- Records provided -

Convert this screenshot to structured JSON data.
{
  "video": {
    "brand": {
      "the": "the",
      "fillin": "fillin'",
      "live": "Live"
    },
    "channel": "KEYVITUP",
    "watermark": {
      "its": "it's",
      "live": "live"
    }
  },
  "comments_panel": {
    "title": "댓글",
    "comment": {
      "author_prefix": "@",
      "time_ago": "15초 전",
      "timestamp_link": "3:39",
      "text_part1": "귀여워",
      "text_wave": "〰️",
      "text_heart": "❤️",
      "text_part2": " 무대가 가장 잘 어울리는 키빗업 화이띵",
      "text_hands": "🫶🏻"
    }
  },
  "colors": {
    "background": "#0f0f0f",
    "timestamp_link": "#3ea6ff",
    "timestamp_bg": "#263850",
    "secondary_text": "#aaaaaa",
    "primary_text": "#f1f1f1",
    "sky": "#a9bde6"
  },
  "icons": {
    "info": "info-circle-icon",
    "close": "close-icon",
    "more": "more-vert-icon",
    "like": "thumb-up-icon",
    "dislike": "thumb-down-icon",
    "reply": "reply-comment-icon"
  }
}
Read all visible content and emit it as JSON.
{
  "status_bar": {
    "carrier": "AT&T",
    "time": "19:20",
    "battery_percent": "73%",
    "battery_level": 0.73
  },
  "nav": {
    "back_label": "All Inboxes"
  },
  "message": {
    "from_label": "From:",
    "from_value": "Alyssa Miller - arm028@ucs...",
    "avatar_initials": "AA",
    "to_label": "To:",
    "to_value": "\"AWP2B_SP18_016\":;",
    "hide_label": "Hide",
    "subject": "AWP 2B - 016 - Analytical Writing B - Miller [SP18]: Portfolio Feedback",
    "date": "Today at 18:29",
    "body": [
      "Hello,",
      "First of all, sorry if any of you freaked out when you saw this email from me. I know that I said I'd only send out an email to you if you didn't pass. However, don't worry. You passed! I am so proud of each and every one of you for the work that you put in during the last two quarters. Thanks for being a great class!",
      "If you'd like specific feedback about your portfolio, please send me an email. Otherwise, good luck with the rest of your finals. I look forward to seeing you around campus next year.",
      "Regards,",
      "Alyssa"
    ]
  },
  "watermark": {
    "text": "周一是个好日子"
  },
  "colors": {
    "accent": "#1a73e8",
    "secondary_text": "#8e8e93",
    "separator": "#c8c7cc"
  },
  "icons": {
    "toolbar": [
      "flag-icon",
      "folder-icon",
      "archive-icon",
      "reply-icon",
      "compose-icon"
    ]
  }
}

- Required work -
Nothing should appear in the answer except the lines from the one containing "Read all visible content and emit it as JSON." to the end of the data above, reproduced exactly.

- Result below -
Read all visible content and emit it as JSON.
{
  "status_bar": {
    "carrier": "AT&T",
    "time": "19:20",
    "battery_percent": "73%",
    "battery_level": 0.73
  },
  "nav": {
    "back_label": "All Inboxes"
  },
  "message": {
    "from_label": "From:",
    "from_value": "Alyssa Miller - arm028@ucs...",
    "avatar_initials": "AA",
    "to_label": "To:",
    "to_value": "\"AWP2B_SP18_016\":;",
    "hide_label": "Hide",
    "subject": "AWP 2B - 016 - Analytical Writing B - Miller [SP18]: Portfolio Feedback",
    "date": "Today at 18:29",
    "body": [
      "Hello,",
      "First of all, sorry if any of you freaked out when you saw this email from me. I know that I said I'd only send out an email to you if you didn't pass. However, don't worry. You passed! I am so proud of each and every one of you for the work that you put in during the last two quarters. Thanks for being a great class!",
      "If you'd like specific feedback about your portfolio, please send me an email. Otherwise, good luck with the rest of your finals. I look forward to seeing you around campus next year.",
      "Regards,",
      "Alyssa"
    ]
  },
  "watermark": {
    "text": "周一是个好日子"
  },
  "colors": {
    "accent": "#1a73e8",
    "secondary_text": "#8e8e93",
    "separator": "#c8c7cc"
  },
  "icons": {
    "toolbar": [
      "flag-icon",
      "folder-icon",
      "archive-icon",
      "reply-icon",
      "compose-icon"
    ]
  }
}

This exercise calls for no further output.